The rise of the bottled-water industry has been a cause of concern within many circles of environmentalists. Not only has this success resulted in the profiting of a few major corporations, but it also symbolizes a backward move toward more unsustainable practices by major corporations, spanning the social, economic and environmental realms.
The bottled-water industry has become very profitable in the past 10 years. Huge multinational companies currently make billions of dollars on water they simply extract from the ground. These include Aquafina (Pepsi), Dasani (Coke), Perrier (Nestle), Evian, and Fiji Water. What do these corporations have in common?

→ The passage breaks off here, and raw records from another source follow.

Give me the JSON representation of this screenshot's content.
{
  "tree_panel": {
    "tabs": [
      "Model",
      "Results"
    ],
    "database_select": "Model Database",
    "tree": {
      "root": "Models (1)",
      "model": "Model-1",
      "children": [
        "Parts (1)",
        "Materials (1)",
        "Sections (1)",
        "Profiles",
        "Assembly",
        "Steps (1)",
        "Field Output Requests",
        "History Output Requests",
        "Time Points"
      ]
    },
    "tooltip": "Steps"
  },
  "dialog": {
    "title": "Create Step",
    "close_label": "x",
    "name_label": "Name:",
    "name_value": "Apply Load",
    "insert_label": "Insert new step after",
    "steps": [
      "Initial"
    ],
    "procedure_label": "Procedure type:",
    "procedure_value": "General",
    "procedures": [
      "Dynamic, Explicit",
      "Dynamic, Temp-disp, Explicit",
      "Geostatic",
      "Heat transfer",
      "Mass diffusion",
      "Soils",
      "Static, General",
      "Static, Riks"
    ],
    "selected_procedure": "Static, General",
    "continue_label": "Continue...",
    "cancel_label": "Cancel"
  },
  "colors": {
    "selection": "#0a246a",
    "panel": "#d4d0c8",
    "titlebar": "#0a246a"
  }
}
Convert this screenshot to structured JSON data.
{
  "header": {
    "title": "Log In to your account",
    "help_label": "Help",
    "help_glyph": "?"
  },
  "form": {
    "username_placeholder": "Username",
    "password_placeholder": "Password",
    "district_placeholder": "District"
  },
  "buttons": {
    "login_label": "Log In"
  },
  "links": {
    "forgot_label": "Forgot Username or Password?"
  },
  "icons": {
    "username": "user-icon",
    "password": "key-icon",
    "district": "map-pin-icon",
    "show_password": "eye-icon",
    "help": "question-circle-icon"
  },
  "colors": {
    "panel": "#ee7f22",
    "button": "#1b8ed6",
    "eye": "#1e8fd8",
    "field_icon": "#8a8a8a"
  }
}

They have all succeeded in developing wildly effective marketing campaigns, which have caused many Americans to purchase water at a price of over 2,000 times what they would normally pay for tap water.
One of the ways in which bottled water companies achieved the goal of making tap water seem obsolete was by catering to the American values of cleanliness and convenience. Convincing us that tap water was more contaminated and therefore less pure than bottled water has allowed the bottled-water companies to exploit our obsession with cleanliness. Almost all bottled water has some indication of the implied purity of the product, whether it be an image of a pristine mountain stream or simply using an appealing adjective to describe the product.
Convenience has also become one of the core values of our society. While our busy life often requires that we find ways to cut back on time spent on certain activities, it also has resulted in specific environmental consequences. Bottled water is a prime example. While it may be just as convenient to remember to fill up a water bottle before one leaves home, bottled-water corporations have marketed their product with a special emphasis on convenience. By placing bottled water in the majority of vending machines, and in virtually every grocery and convenience store, these corporations have created the illusion that bottled water is more widely available than tap water and therefore more convenient for a society always on the move.
Social, economic and environmental consequences
The resulting widespread use of bottled water has led to consequences spanning the social, economic and environmental spheres. Most environmentalists cite the exorbitant energy costs in their criticism of bottled water — a legitimate argument to make, considering that bottled water takes about 2,000 times as much energy to produce as tap water. As the water is often stored in bottles made from oil-based petroleum, about 55 percent of these surplus energy costs is derived from the production of bottled water. The remaining 50 percent is spent on the transportation of bottled water. While tap water remains local, bottled water can come from as far away as Fiji.
The impacts of bottled water also extend into the social realm. In July, the United Nations passed a resolution that recognized water as a fundamental human right. This means that now all humans have a right to clean, safe water. Once a corporation moves in to takes charge of the local water supply, water goes from being a universal right to being a commodity. When water becomes a commodity, it becomes less accessible to lower-income families.
The privatization of water also infringes upon local water rights. The pumping of large amounts of water by bottled-water companies can affect the aquifers that supply water to local communities and aquatic wildlife habitats. In Fryeburg, Maine, this conflict between local water rights and the rights of bottled-water companies is exemplified. Once Nestlé started drawing on the local water supply in the Wards Brook Aquifer, it was able to extract copious amounts of water for a low bargaining price. This was done without any economic benefits being conferred upon the local community, from which it was were taking at least 168 million gallons of water per year.
The bottled-water companies are making a huge profit by convincing us that bottled water is a superior choice over tap water. When people purchase bottled water, they are paying an astronomical amount for something they can acquire for a significantly lower price. With this knowledge, we can then pose the question: What makes bottled water, with all its environmental and social implications, better than tap water? I have provided you with the information. It is up to you to answer the question.
Clare L. Pillsbury is a junior at Macalester College in St. Paul, studying environmental studies and biology.